[Saved data entries]

------------------------------------------------------------------------

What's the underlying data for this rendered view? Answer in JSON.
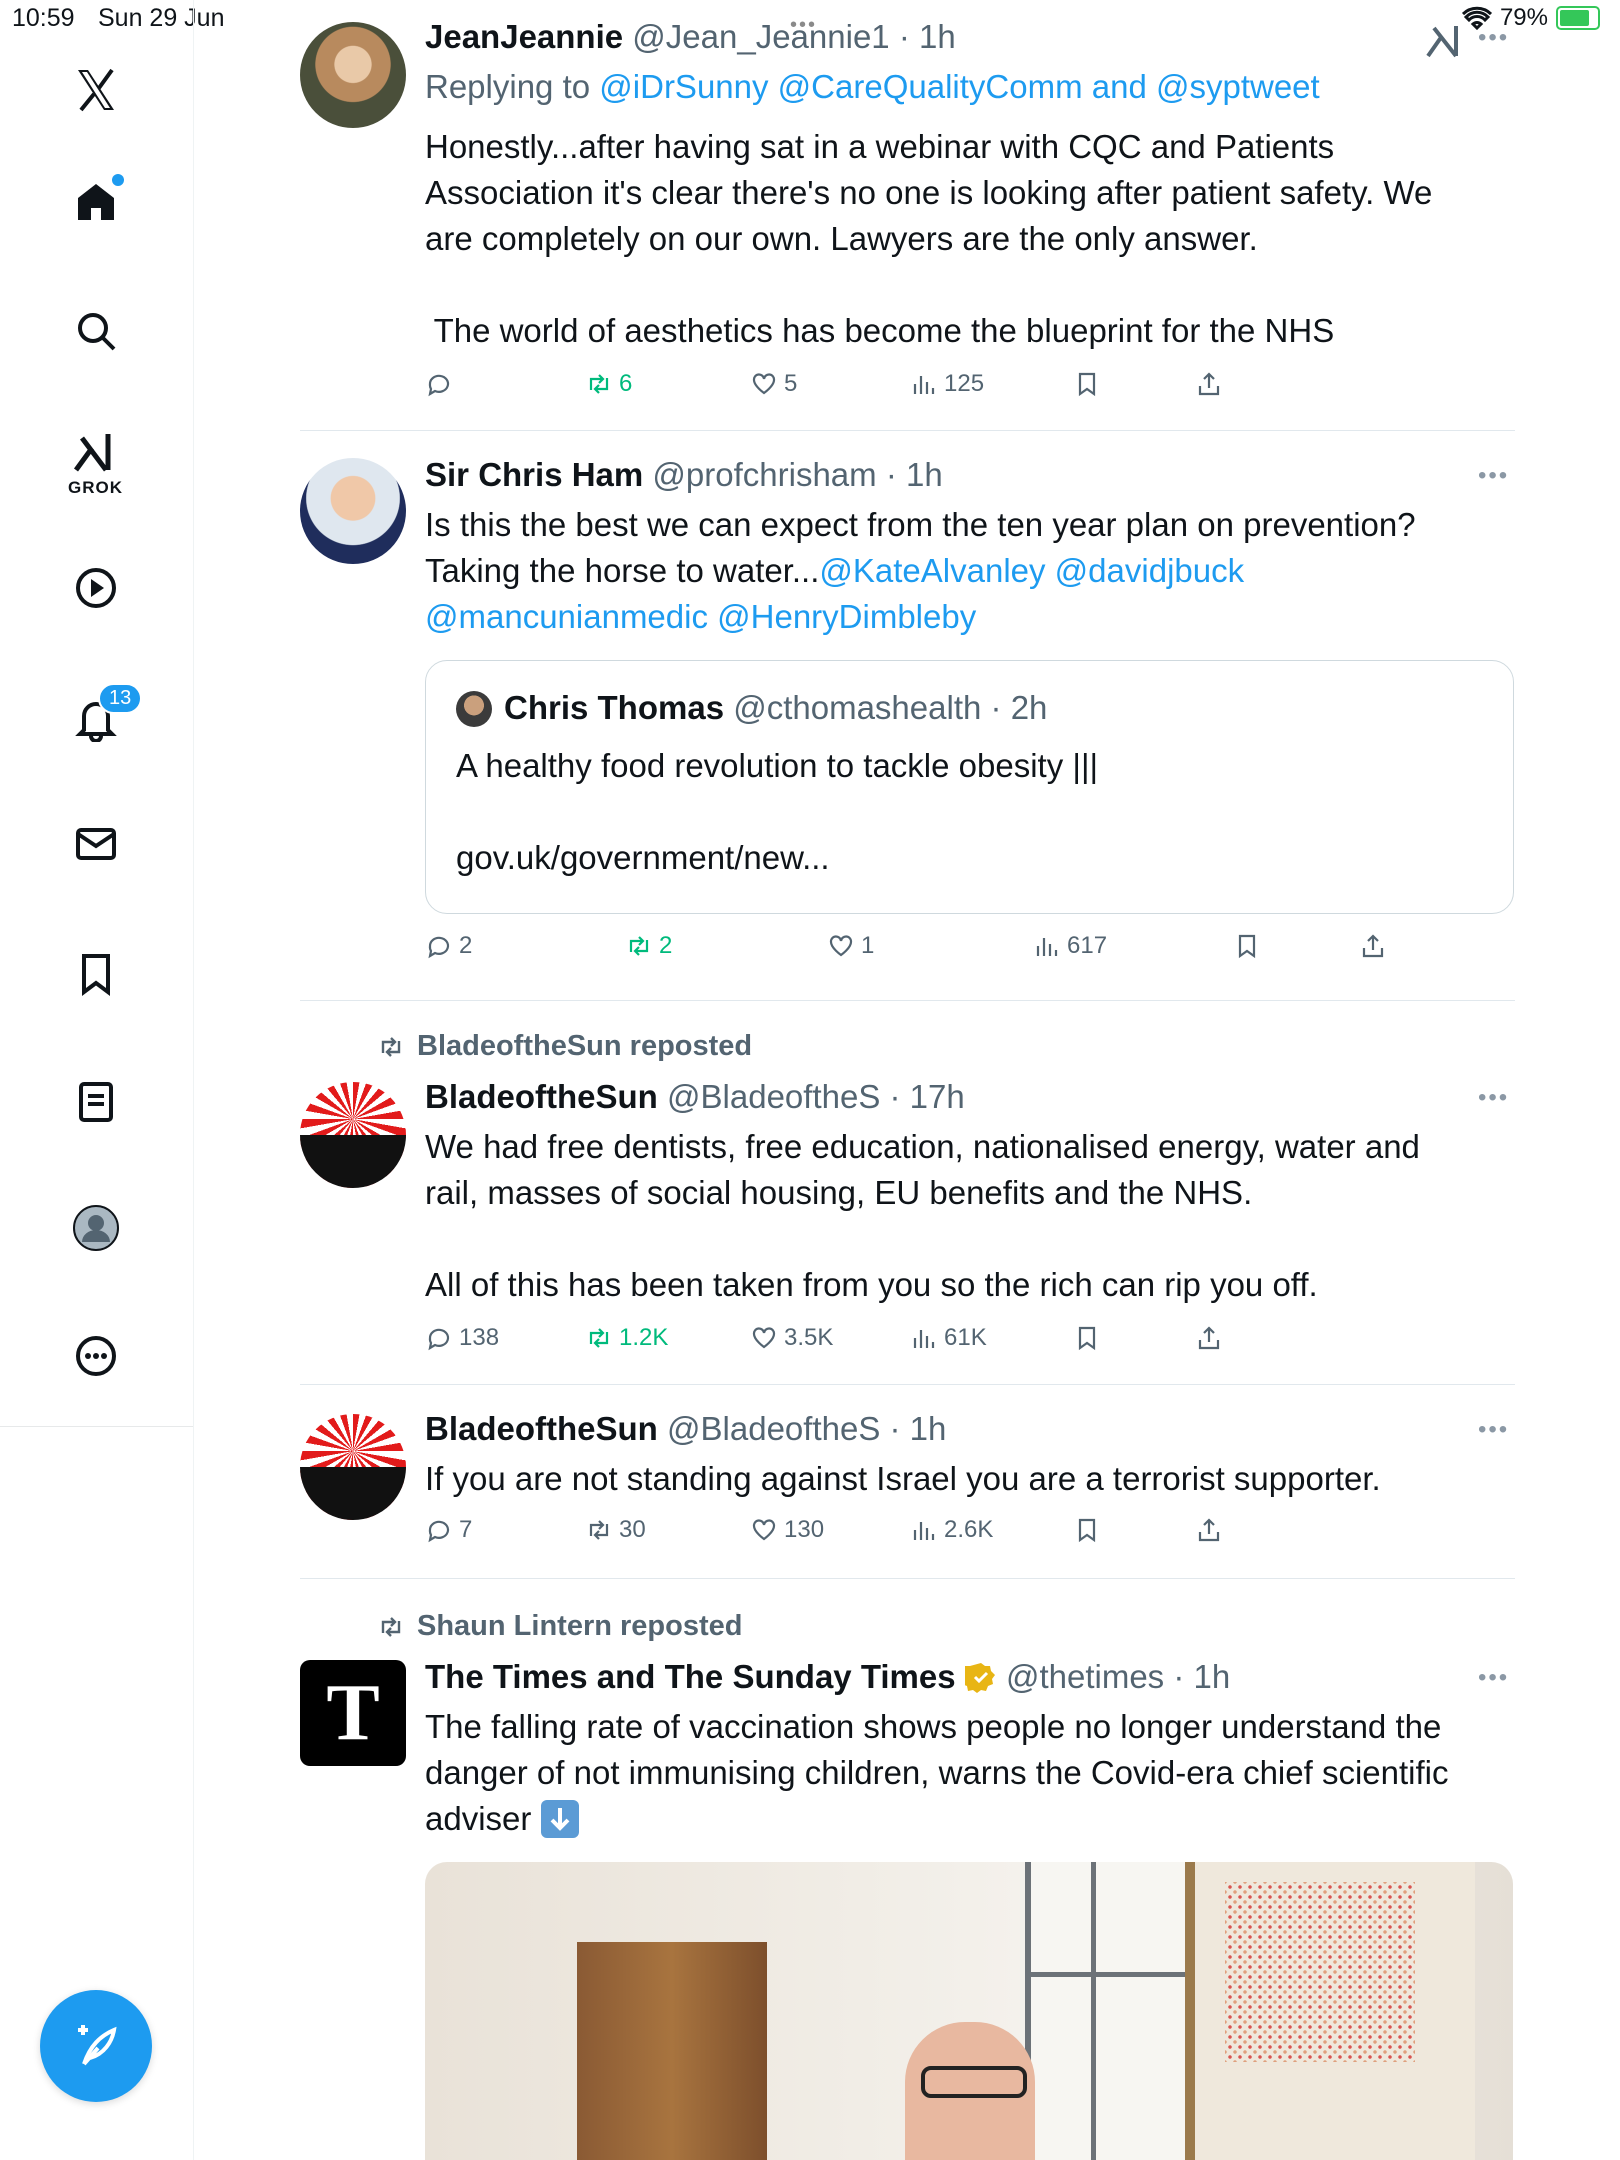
{
  "status_bar": {
    "time": "10:59",
    "date": "Sun 29 Jun",
    "battery": "79%"
  },
  "sidebar": {
    "items": [
      {
        "name": "home"
      },
      {
        "name": "explore"
      },
      {
        "name": "grok",
        "label": "GROK"
      },
      {
        "name": "videos"
      },
      {
        "name": "notifications",
        "badge": "13"
      },
      {
        "name": "messages"
      },
      {
        "name": "bookmarks"
      },
      {
        "name": "lists"
      },
      {
        "name": "profile"
      },
      {
        "name": "more"
      }
    ]
  },
  "tweets": [
    {
      "name": "JeanJeannie",
      "handle": "@Jean_Jeannie1",
      "time": "· 1h",
      "replying_prefix": "Replying to",
      "replying_links": "@iDrSunny @CareQualityComm and @syptweet",
      "lines": [
        "Honestly...after having sat in a webinar with CQC and Patients",
        "Association it's clear there's no one is looking after patient safety. We",
        "are completely on our own. Lawyers are the only answer.",
        " The world of aesthetics has become the blueprint for the NHS"
      ],
      "stats": {
        "replies": "",
        "reposts": "6",
        "likes": "5",
        "views": "125"
      }
    },
    {
      "name": "Sir Chris Ham",
      "handle": "@profchrisham",
      "time": "· 1h",
      "line1": "Is this the best we can expect from the ten year plan on prevention?",
      "line2_text": "Taking the horse to water...",
      "line2_links": "@KateAlvanley @davidjbuck",
      "line3_links": "@mancunianmedic @HenryDimbleby",
      "quote": {
        "name": "Chris Thomas",
        "handle": "@cthomashealth",
        "time": "· 2h",
        "line1": "A healthy food revolution to tackle obesity |||",
        "line2": "gov.uk/government/new..."
      },
      "stats": {
        "replies": "2",
        "reposts": "2",
        "likes": "1",
        "views": "617"
      }
    },
    {
      "repost_by": "BladeoftheSun reposted",
      "name": "BladeoftheSun",
      "handle": "@BladeoftheS",
      "time": "· 17h",
      "lines": [
        "We had free dentists, free education, nationalised energy, water and",
        "rail, masses of social housing, EU benefits and the NHS.",
        "All of this has been taken from you so the rich can rip you off."
      ],
      "stats": {
        "replies": "138",
        "reposts": "1.2K",
        "likes": "3.5K",
        "views": "61K"
      }
    },
    {
      "name": "BladeoftheSun",
      "handle": "@BladeoftheS",
      "time": "· 1h",
      "lines": [
        "If you are not standing against Israel you are a terrorist supporter."
      ],
      "stats": {
        "replies": "7",
        "reposts": "30",
        "likes": "130",
        "views": "2.6K"
      }
    },
    {
      "repost_by": "Shaun Lintern reposted",
      "name": "The Times and The Sunday Times",
      "handle": "@thetimes",
      "time": "· 1h",
      "lines": [
        "The falling rate of vaccination shows people no longer understand the",
        "danger of not immunising children, warns the Covid-era chief scientific",
        "adviser"
      ],
      "avatar_letter": "T"
    }
  ],
  "colors": {
    "accent": "#1d9bf0",
    "repost_green": "#00ba7c",
    "muted": "#536471"
  }
}
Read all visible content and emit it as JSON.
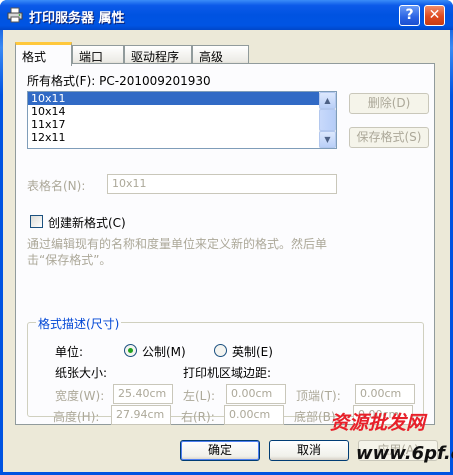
{
  "window": {
    "title": "打印服务器 属性",
    "help_label": "?",
    "close_label": "✕"
  },
  "tabs": [
    {
      "label": "格式",
      "active": true
    },
    {
      "label": "端口",
      "active": false
    },
    {
      "label": "驱动程序",
      "active": false
    },
    {
      "label": "高级",
      "active": false
    }
  ],
  "forms": {
    "label": "所有格式(F): PC-201009201930",
    "items": [
      "10x11",
      "10x14",
      "11x17",
      "12x11"
    ],
    "selected": "10x11",
    "delete_label": "删除(D)",
    "save_label": "保存格式(S)"
  },
  "form_name": {
    "label": "表格名(N):",
    "value": "10x11"
  },
  "create_new": {
    "label": "创建新格式(C)",
    "checked": false
  },
  "hint": "通过编辑现有的名称和度量单位来定义新的格式。然后单击“保存格式”。",
  "description": {
    "title": "格式描述(尺寸)",
    "unit_label": "单位:",
    "metric_label": "公制(M)",
    "english_label": "英制(E)",
    "selected_unit": "metric",
    "paper_size_label": "纸张大小:",
    "width_label": "宽度(W):",
    "width_value": "25.40cm",
    "height_label": "高度(H):",
    "height_value": "27.94cm",
    "margins_label": "打印机区域边距:",
    "left_label": "左(L):",
    "left_value": "0.00cm",
    "right_label": "右(R):",
    "right_value": "0.00cm",
    "top_label": "顶端(T):",
    "top_value": "0.00cm",
    "bottom_label": "底部(B):",
    "bottom_value": "0.00cm"
  },
  "footer": {
    "ok_label": "确定",
    "cancel_label": "取消",
    "apply_label": "应用(A)"
  },
  "watermark": {
    "line1": "资源批发网",
    "line2": "www.6pf.cn"
  }
}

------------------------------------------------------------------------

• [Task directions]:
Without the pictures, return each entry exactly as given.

• [Written solution]:
What's the underlying data for this rendered view? Answer in JSON.
{
  "status_bar": {
    "time": "10:59",
    "date": "Sun 29 Jun",
    "battery": "79%"
  },
  "sidebar": {
    "items": [
      {
        "name": "home"
      },
      {
        "name": "explore"
      },
      {
        "name": "grok",
        "label": "GROK"
      },
      {
        "name": "videos"
      },
      {
        "name": "notifications",
        "badge": "13"
      },
      {
        "name": "messages"
      },
      {
        "name": "bookmarks"
      },
      {
        "name": "lists"
      },
      {
        "name": "profile"
      },
      {
        "name": "more"
      }
    ]
  },
  "tweets": [
    {
      "name": "JeanJeannie",
      "handle": "@Jean_Jeannie1",
      "time": "· 1h",
      "replying_prefix": "Replying to",
      "replying_links": "@iDrSunny @CareQualityComm and @syptweet",
      "lines": [
        "Honestly...after having sat in a webinar with CQC and Patients",
        "Association it's clear there's no one is looking after patient safety. We",
        "are completely on our own. Lawyers are the only answer.",
        " The world of aesthetics has become the blueprint for the NHS"
      ],
      "stats": {
        "replies": "",
        "reposts": "6",
        "likes": "5",
        "views": "125"
      }
    },
    {
      "name": "Sir Chris Ham",
      "handle": "@profchrisham",
      "time": "· 1h",
      "line1": "Is this the best we can expect from the ten year plan on prevention?",
      "line2_text": "Taking the horse to water...",
      "line2_links": "@KateAlvanley @davidjbuck",
      "line3_links": "@mancunianmedic @HenryDimbleby",
      "quote": {
        "name": "Chris Thomas",
        "handle": "@cthomashealth",
        "time": "· 2h",
        "line1": "A healthy food revolution to tackle obesity |||",
        "line2": "gov.uk/government/new..."
      },
      "stats": {
        "replies": "2",
        "reposts": "2",
        "likes": "1",
        "views": "617"
      }
    },
    {
      "repost_by": "BladeoftheSun reposted",
      "name": "BladeoftheSun",
      "handle": "@BladeoftheS",
      "time": "· 17h",
      "lines": [
        "We had free dentists, free education, nationalised energy, water and",
        "rail, masses of social housing, EU benefits and the NHS.",
        "All of this has been taken from you so the rich can rip you off."
      ],
      "stats": {
        "replies": "138",
        "reposts": "1.2K",
        "likes": "3.5K",
        "views": "61K"
      }
    },
    {
      "name": "BladeoftheSun",
      "handle": "@BladeoftheS",
      "time": "· 1h",
      "lines": [
        "If you are not standing against Israel you are a terrorist supporter."
      ],
      "stats": {
        "replies": "7",
        "reposts": "30",
        "likes": "130",
        "views": "2.6K"
      }
    },
    {
      "repost_by": "Shaun Lintern reposted",
      "name": "The Times and The Sunday Times",
      "handle": "@thetimes",
      "time": "· 1h",
      "lines": [
        "The falling rate of vaccination shows people no longer understand the",
        "danger of not immunising children, warns the Covid-era chief scientific",
        "adviser"
      ],
      "avatar_letter": "T"
    }
  ],
  "colors": {
    "accent": "#1d9bf0",
    "repost_green": "#00ba7c",
    "muted": "#536471"
  }
}
Read all visible content and emit it as JSON.
{
  "window": {
    "title": "打印服务器 属性",
    "help_label": "?",
    "close_label": "✕"
  },
  "tabs": [
    {
      "label": "格式",
      "active": true
    },
    {
      "label": "端口",
      "active": false
    },
    {
      "label": "驱动程序",
      "active": false
    },
    {
      "label": "高级",
      "active": false
    }
  ],
  "forms": {
    "label": "所有格式(F): PC-201009201930",
    "items": [
      "10x11",
      "10x14",
      "11x17",
      "12x11"
    ],
    "selected": "10x11",
    "delete_label": "删除(D)",
    "save_label": "保存格式(S)"
  },
  "form_name": {
    "label": "表格名(N):",
    "value": "10x11"
  },
  "create_new": {
    "label": "创建新格式(C)",
    "checked": false
  },
  "hint": "通过编辑现有的名称和度量单位来定义新的格式。然后单击“保存格式”。",
  "description": {
    "title": "格式描述(尺寸)",
    "unit_label": "单位:",
    "metric_label": "公制(M)",
    "english_label": "英制(E)",
    "selected_unit": "metric",
    "paper_size_label": "纸张大小:",
    "width_label": "宽度(W):",
    "width_value": "25.40cm",
    "height_label": "高度(H):",
    "height_value": "27.94cm",
    "margins_label": "打印机区域边距:",
    "left_label": "左(L):",
    "left_value": "0.00cm",
    "right_label": "右(R):",
    "right_value": "0.00cm",
    "top_label": "顶端(T):",
    "top_value": "0.00cm",
    "bottom_label": "底部(B):",
    "bottom_value": "0.00cm"
  },
  "footer": {
    "ok_label": "确定",
    "cancel_label": "取消",
    "apply_label": "应用(A)"
  },
  "watermark": {
    "line1": "资源批发网",
    "line2": "www.6pf.cn"
  }
}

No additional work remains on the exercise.